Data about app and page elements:

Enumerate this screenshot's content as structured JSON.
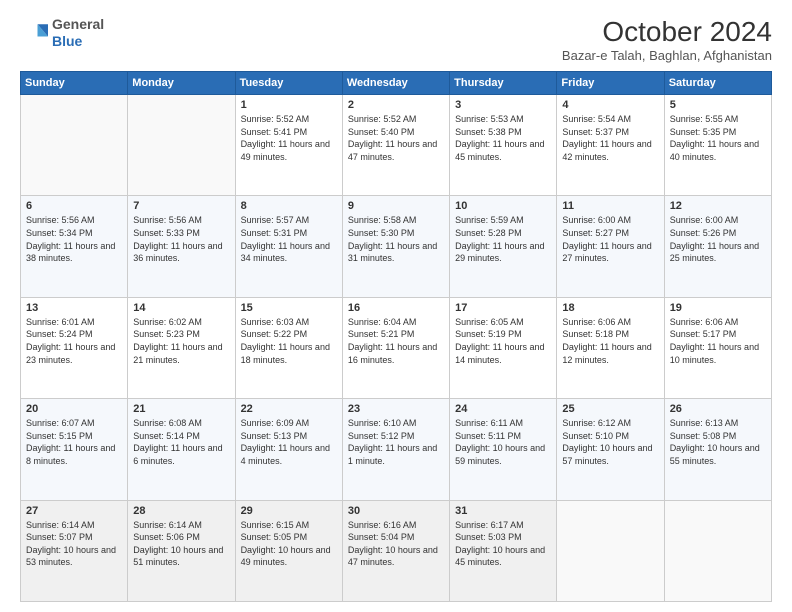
{
  "logo": {
    "general": "General",
    "blue": "Blue"
  },
  "header": {
    "month": "October 2024",
    "location": "Bazar-e Talah, Baghlan, Afghanistan"
  },
  "weekdays": [
    "Sunday",
    "Monday",
    "Tuesday",
    "Wednesday",
    "Thursday",
    "Friday",
    "Saturday"
  ],
  "weeks": [
    [
      {
        "day": "",
        "content": ""
      },
      {
        "day": "",
        "content": ""
      },
      {
        "day": "1",
        "content": "Sunrise: 5:52 AM\nSunset: 5:41 PM\nDaylight: 11 hours and 49 minutes."
      },
      {
        "day": "2",
        "content": "Sunrise: 5:52 AM\nSunset: 5:40 PM\nDaylight: 11 hours and 47 minutes."
      },
      {
        "day": "3",
        "content": "Sunrise: 5:53 AM\nSunset: 5:38 PM\nDaylight: 11 hours and 45 minutes."
      },
      {
        "day": "4",
        "content": "Sunrise: 5:54 AM\nSunset: 5:37 PM\nDaylight: 11 hours and 42 minutes."
      },
      {
        "day": "5",
        "content": "Sunrise: 5:55 AM\nSunset: 5:35 PM\nDaylight: 11 hours and 40 minutes."
      }
    ],
    [
      {
        "day": "6",
        "content": "Sunrise: 5:56 AM\nSunset: 5:34 PM\nDaylight: 11 hours and 38 minutes."
      },
      {
        "day": "7",
        "content": "Sunrise: 5:56 AM\nSunset: 5:33 PM\nDaylight: 11 hours and 36 minutes."
      },
      {
        "day": "8",
        "content": "Sunrise: 5:57 AM\nSunset: 5:31 PM\nDaylight: 11 hours and 34 minutes."
      },
      {
        "day": "9",
        "content": "Sunrise: 5:58 AM\nSunset: 5:30 PM\nDaylight: 11 hours and 31 minutes."
      },
      {
        "day": "10",
        "content": "Sunrise: 5:59 AM\nSunset: 5:28 PM\nDaylight: 11 hours and 29 minutes."
      },
      {
        "day": "11",
        "content": "Sunrise: 6:00 AM\nSunset: 5:27 PM\nDaylight: 11 hours and 27 minutes."
      },
      {
        "day": "12",
        "content": "Sunrise: 6:00 AM\nSunset: 5:26 PM\nDaylight: 11 hours and 25 minutes."
      }
    ],
    [
      {
        "day": "13",
        "content": "Sunrise: 6:01 AM\nSunset: 5:24 PM\nDaylight: 11 hours and 23 minutes."
      },
      {
        "day": "14",
        "content": "Sunrise: 6:02 AM\nSunset: 5:23 PM\nDaylight: 11 hours and 21 minutes."
      },
      {
        "day": "15",
        "content": "Sunrise: 6:03 AM\nSunset: 5:22 PM\nDaylight: 11 hours and 18 minutes."
      },
      {
        "day": "16",
        "content": "Sunrise: 6:04 AM\nSunset: 5:21 PM\nDaylight: 11 hours and 16 minutes."
      },
      {
        "day": "17",
        "content": "Sunrise: 6:05 AM\nSunset: 5:19 PM\nDaylight: 11 hours and 14 minutes."
      },
      {
        "day": "18",
        "content": "Sunrise: 6:06 AM\nSunset: 5:18 PM\nDaylight: 11 hours and 12 minutes."
      },
      {
        "day": "19",
        "content": "Sunrise: 6:06 AM\nSunset: 5:17 PM\nDaylight: 11 hours and 10 minutes."
      }
    ],
    [
      {
        "day": "20",
        "content": "Sunrise: 6:07 AM\nSunset: 5:15 PM\nDaylight: 11 hours and 8 minutes."
      },
      {
        "day": "21",
        "content": "Sunrise: 6:08 AM\nSunset: 5:14 PM\nDaylight: 11 hours and 6 minutes."
      },
      {
        "day": "22",
        "content": "Sunrise: 6:09 AM\nSunset: 5:13 PM\nDaylight: 11 hours and 4 minutes."
      },
      {
        "day": "23",
        "content": "Sunrise: 6:10 AM\nSunset: 5:12 PM\nDaylight: 11 hours and 1 minute."
      },
      {
        "day": "24",
        "content": "Sunrise: 6:11 AM\nSunset: 5:11 PM\nDaylight: 10 hours and 59 minutes."
      },
      {
        "day": "25",
        "content": "Sunrise: 6:12 AM\nSunset: 5:10 PM\nDaylight: 10 hours and 57 minutes."
      },
      {
        "day": "26",
        "content": "Sunrise: 6:13 AM\nSunset: 5:08 PM\nDaylight: 10 hours and 55 minutes."
      }
    ],
    [
      {
        "day": "27",
        "content": "Sunrise: 6:14 AM\nSunset: 5:07 PM\nDaylight: 10 hours and 53 minutes."
      },
      {
        "day": "28",
        "content": "Sunrise: 6:14 AM\nSunset: 5:06 PM\nDaylight: 10 hours and 51 minutes."
      },
      {
        "day": "29",
        "content": "Sunrise: 6:15 AM\nSunset: 5:05 PM\nDaylight: 10 hours and 49 minutes."
      },
      {
        "day": "30",
        "content": "Sunrise: 6:16 AM\nSunset: 5:04 PM\nDaylight: 10 hours and 47 minutes."
      },
      {
        "day": "31",
        "content": "Sunrise: 6:17 AM\nSunset: 5:03 PM\nDaylight: 10 hours and 45 minutes."
      },
      {
        "day": "",
        "content": ""
      },
      {
        "day": "",
        "content": ""
      }
    ]
  ]
}
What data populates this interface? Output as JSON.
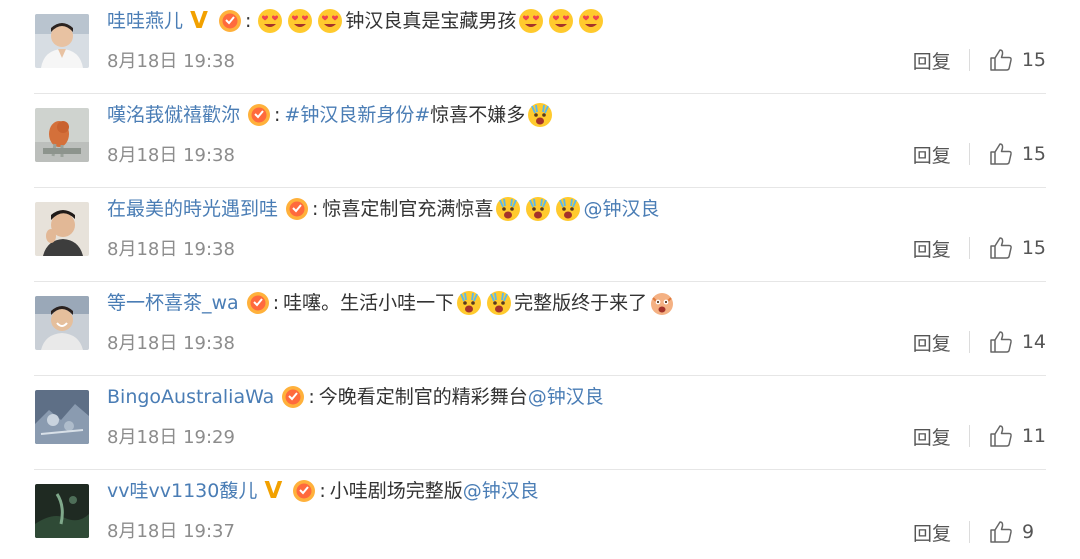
{
  "comments": [
    {
      "username": "哇哇燕儿",
      "verified": true,
      "verified_badge": "V",
      "colon": ":",
      "segments": [
        {
          "type": "emoji",
          "name": "heart-eyes-emoji"
        },
        {
          "type": "emoji",
          "name": "heart-eyes-emoji"
        },
        {
          "type": "emoji",
          "name": "heart-eyes-emoji"
        },
        {
          "type": "text",
          "value": "钟汉良真是宝藏男孩"
        },
        {
          "type": "emoji",
          "name": "heart-eyes-emoji"
        },
        {
          "type": "emoji",
          "name": "heart-eyes-emoji"
        },
        {
          "type": "emoji",
          "name": "heart-eyes-emoji"
        }
      ],
      "time": "8月18日 19:38",
      "reply_label": "回复",
      "likes": "15",
      "avatar": "avatar-man-white-shirt"
    },
    {
      "username": "嘆洺莪僦禧歡沵",
      "verified": false,
      "colon": ":",
      "segments": [
        {
          "type": "link",
          "value": "#钟汉良新身份#"
        },
        {
          "type": "text",
          "value": " 惊喜不嫌多"
        },
        {
          "type": "emoji",
          "name": "surprised-emoji"
        }
      ],
      "time": "8月18日 19:38",
      "reply_label": "回复",
      "likes": "15",
      "avatar": "avatar-orange-bird"
    },
    {
      "username": "在最美的時光遇到哇",
      "verified": false,
      "colon": ":",
      "segments": [
        {
          "type": "text",
          "value": "惊喜定制官充满惊喜"
        },
        {
          "type": "emoji",
          "name": "surprised-emoji"
        },
        {
          "type": "emoji",
          "name": "surprised-emoji"
        },
        {
          "type": "emoji",
          "name": "surprised-emoji"
        },
        {
          "type": "link",
          "value": "@钟汉良"
        }
      ],
      "time": "8月18日 19:38",
      "reply_label": "回复",
      "likes": "15",
      "avatar": "avatar-man-thinking"
    },
    {
      "username": "等一杯喜茶_wa",
      "verified": false,
      "colon": ":",
      "segments": [
        {
          "type": "text",
          "value": "哇噻。生活小哇一下"
        },
        {
          "type": "emoji",
          "name": "surprised-emoji"
        },
        {
          "type": "emoji",
          "name": "surprised-emoji"
        },
        {
          "type": "text",
          "value": "完整版终于来了"
        },
        {
          "type": "emoji",
          "name": "shocked-face-emoji"
        }
      ],
      "time": "8月18日 19:38",
      "reply_label": "回复",
      "likes": "14",
      "avatar": "avatar-man-smiling"
    },
    {
      "username": "BingoAustraliaWa",
      "verified": false,
      "colon": ":",
      "segments": [
        {
          "type": "text",
          "value": "今晚看定制官的精彩舞台"
        },
        {
          "type": "link",
          "value": "@钟汉良"
        }
      ],
      "time": "8月18日 19:29",
      "reply_label": "回复",
      "likes": "11",
      "avatar": "avatar-bluegray-photo"
    },
    {
      "username": "vv哇vv1130馥儿",
      "verified": true,
      "verified_badge": "V",
      "colon": ":",
      "segments": [
        {
          "type": "text",
          "value": "小哇剧场完整版"
        },
        {
          "type": "link",
          "value": "@钟汉良"
        }
      ],
      "time": "8月18日 19:37",
      "reply_label": "回复",
      "likes": "9",
      "avatar": "avatar-dark-green"
    }
  ],
  "colors": {
    "username": "#4a7db5",
    "text": "#333333",
    "meta": "#8c8c8c",
    "separator": "#e6e6e6",
    "verified": "#f2a100"
  }
}
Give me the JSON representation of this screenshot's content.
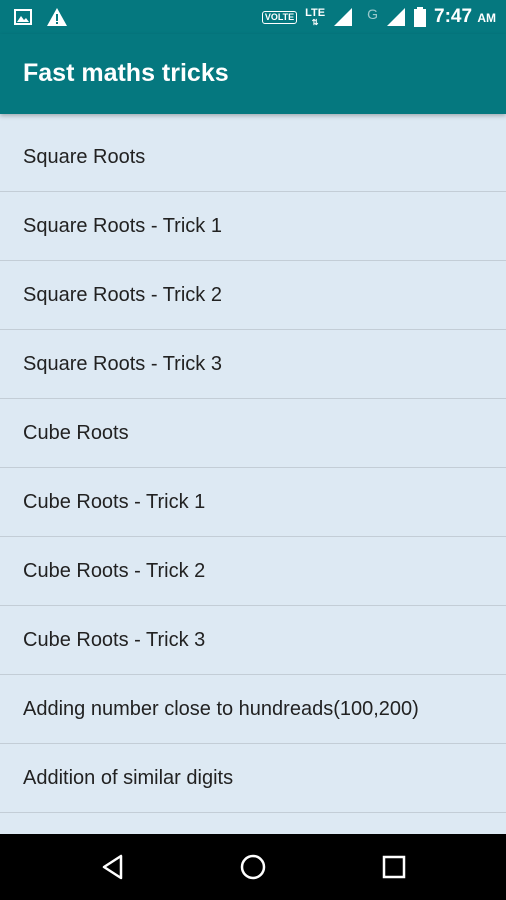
{
  "status_bar": {
    "volte": "VOLTE",
    "lte": "LTE",
    "g": "G",
    "time": "7:47",
    "ampm": "AM",
    "icons": [
      "image-icon",
      "warning-icon",
      "signal-icon",
      "signal-icon",
      "battery-icon"
    ]
  },
  "app_bar": {
    "title": "Fast maths tricks",
    "color": "#05787f"
  },
  "list": {
    "items": [
      "Square Roots",
      "Square Roots - Trick 1",
      "Square Roots - Trick 2",
      "Square Roots - Trick 3",
      "Cube Roots",
      "Cube Roots - Trick 1",
      "Cube Roots - Trick 2",
      "Cube Roots - Trick 3",
      "Adding number close to hundreads(100,200)",
      "Addition of similar digits"
    ]
  },
  "nav_bar": {
    "buttons": [
      "back-icon",
      "home-icon",
      "recents-icon"
    ]
  }
}
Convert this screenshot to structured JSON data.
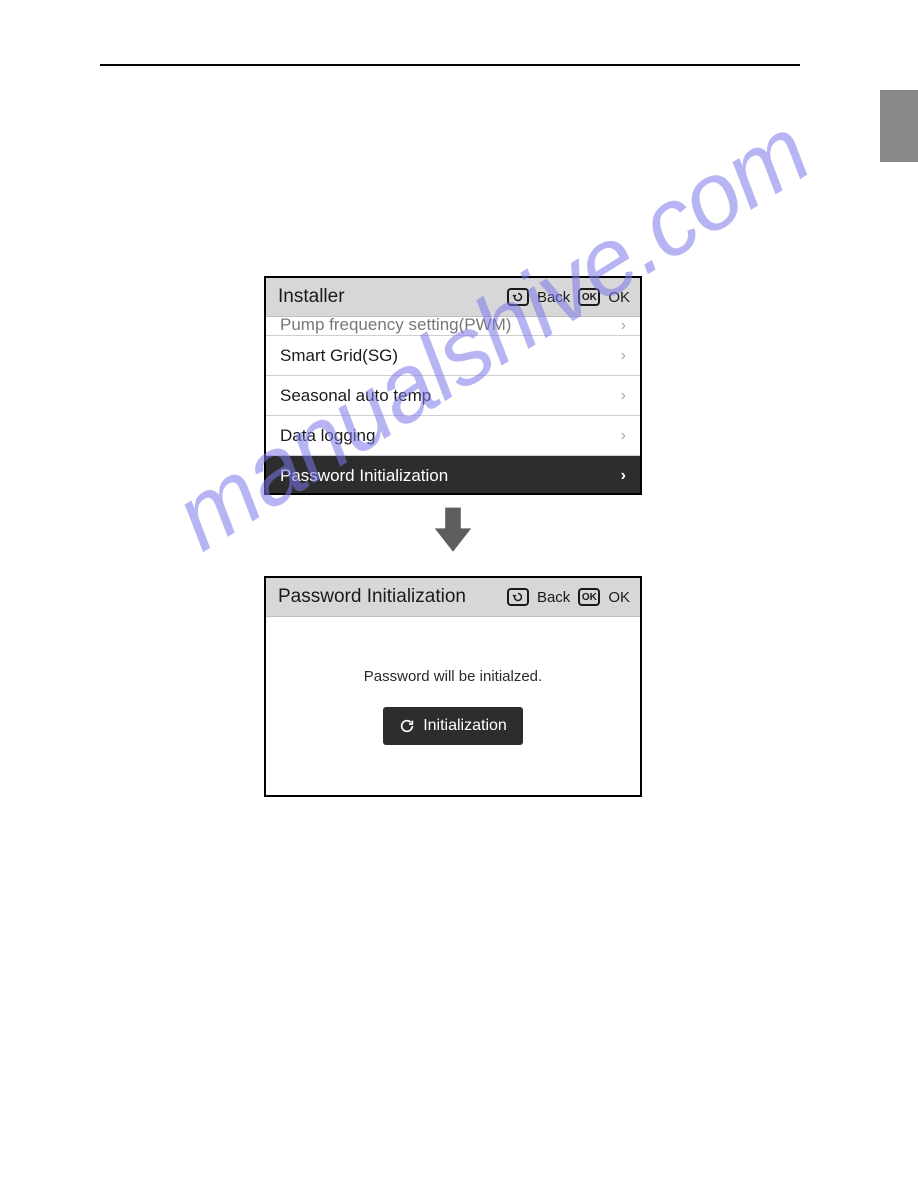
{
  "watermark": "manualshive.com",
  "panel1": {
    "title": "Installer",
    "back_label": "Back",
    "ok_label": "OK",
    "rows": [
      {
        "label": "Pump frequency setting(PWM)",
        "cut": true
      },
      {
        "label": "Smart Grid(SG)"
      },
      {
        "label": "Seasonal auto temp"
      },
      {
        "label": "Data logging"
      },
      {
        "label": "Password Initialization",
        "selected": true
      }
    ]
  },
  "panel2": {
    "title": "Password Initialization",
    "back_label": "Back",
    "ok_label": "OK",
    "message": "Password will be initialzed.",
    "button_label": "Initialization"
  }
}
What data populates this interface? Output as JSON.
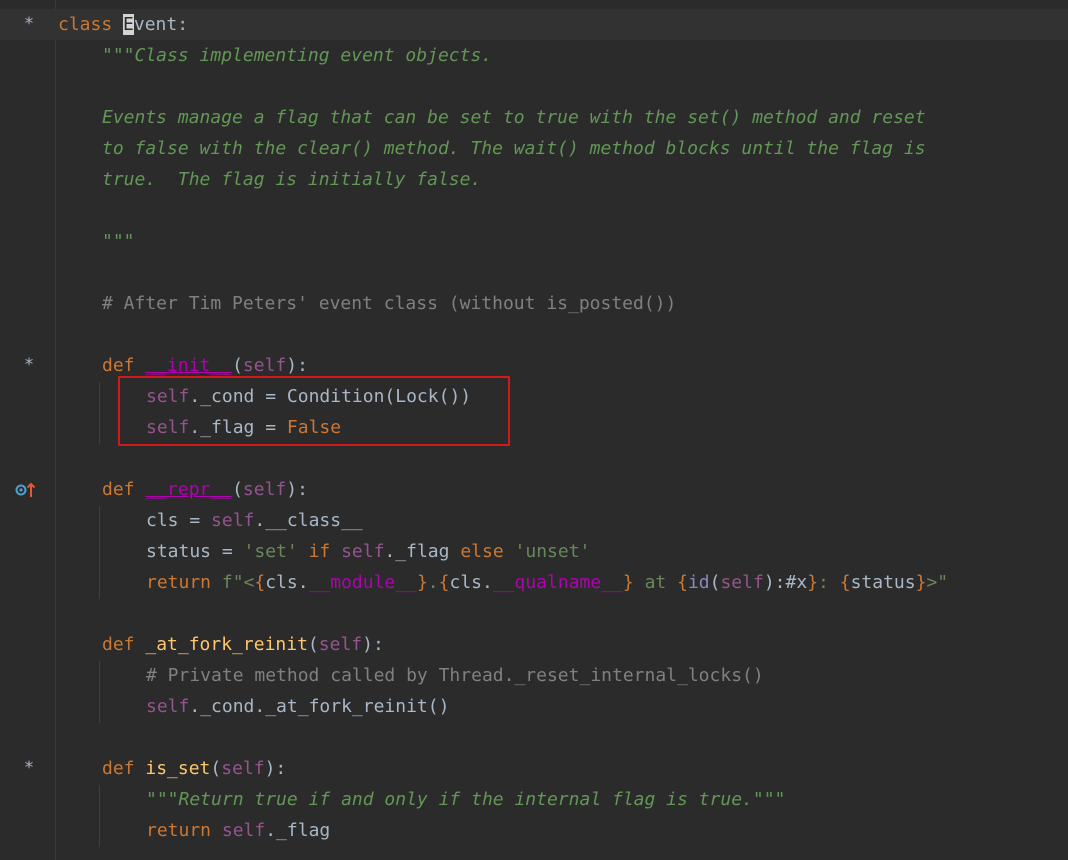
{
  "editor": {
    "language": "python",
    "colors": {
      "background": "#2b2b2b",
      "keyword": "#cc7832",
      "self": "#94558d",
      "magic": "#b200b2",
      "function": "#ffc66d",
      "string": "#6a8759",
      "docstring": "#629755",
      "comment": "#808080",
      "highlight_box": "#d21a1a"
    },
    "gutter": {
      "star": "*",
      "override_icon": "override-up-arrow-icon"
    },
    "l1": {
      "kw": "class",
      "name_first": "E",
      "name_rest": "vent",
      "colon": ":"
    },
    "l2": {
      "doc": "\"\"\"Class implementing event objects."
    },
    "l4": {
      "doc": "Events manage a flag that can be set to true with the set() method and reset"
    },
    "l5": {
      "doc": "to false with the clear() method. The wait() method blocks until the flag is"
    },
    "l6": {
      "doc": "true.  The flag is initially false."
    },
    "l8": {
      "doc": "\"\"\""
    },
    "l10": {
      "comment": "# After Tim Peters' event class (without is_posted())"
    },
    "l12": {
      "kw": "def",
      "name": "__init__",
      "p_open": "(",
      "self": "self",
      "p_close": "):"
    },
    "l13": {
      "self": "self",
      "attr": "._cond = Condition(Lock())"
    },
    "l14": {
      "self": "self",
      "attr": "._flag = ",
      "val": "False"
    },
    "l16": {
      "kw": "def",
      "name": "__repr__",
      "p_open": "(",
      "self": "self",
      "p_close": "):"
    },
    "l17": {
      "a": "cls = ",
      "self": "self",
      "b": ".",
      "c": "__class__"
    },
    "l18": {
      "a": "status = ",
      "s1": "'set'",
      "if": " if ",
      "self": "self",
      "b": "._flag",
      "else": " else ",
      "s2": "'unset'"
    },
    "l19": {
      "ret": "return ",
      "f": "f\"<",
      "br1": "{",
      "cls1": "cls.",
      "mod": "__module__",
      "br2": "}",
      "dot": ".",
      "br3": "{",
      "cls2": "cls.",
      "qual": "__qualname__",
      "br4": "}",
      "at": " at ",
      "br5": "{",
      "idf": "id",
      "po": "(",
      "self": "self",
      "fmt": "):#x",
      "br6": "}",
      "colon": ": ",
      "br7": "{",
      "status": "status",
      "br8": "}",
      "end": ">\""
    },
    "l21": {
      "kw": "def",
      "name": "_at_fork_reinit",
      "p_open": "(",
      "self": "self",
      "p_close": "):"
    },
    "l22": {
      "comment": "# Private method called by Thread._reset_internal_locks()"
    },
    "l23": {
      "self": "self",
      "rest": "._cond._at_fork_reinit()"
    },
    "l25": {
      "kw": "def",
      "name": "is_set",
      "p_open": "(",
      "self": "self",
      "p_close": "):"
    },
    "l26": {
      "doc": "\"\"\"Return true if and only if the internal flag is true.\"\"\""
    },
    "l27": {
      "ret": "return ",
      "self": "self",
      "rest": "._flag"
    }
  }
}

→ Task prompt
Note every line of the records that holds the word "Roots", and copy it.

→ Your response
      "Square Roots",
      "Square Roots - Trick 1",
      "Square Roots - Trick 2",
      "Square Roots - Trick 3",
      "Cube Roots",
      "Cube Roots - Trick 1",
      "Cube Roots - Trick 2",
      "Cube Roots - Trick 3",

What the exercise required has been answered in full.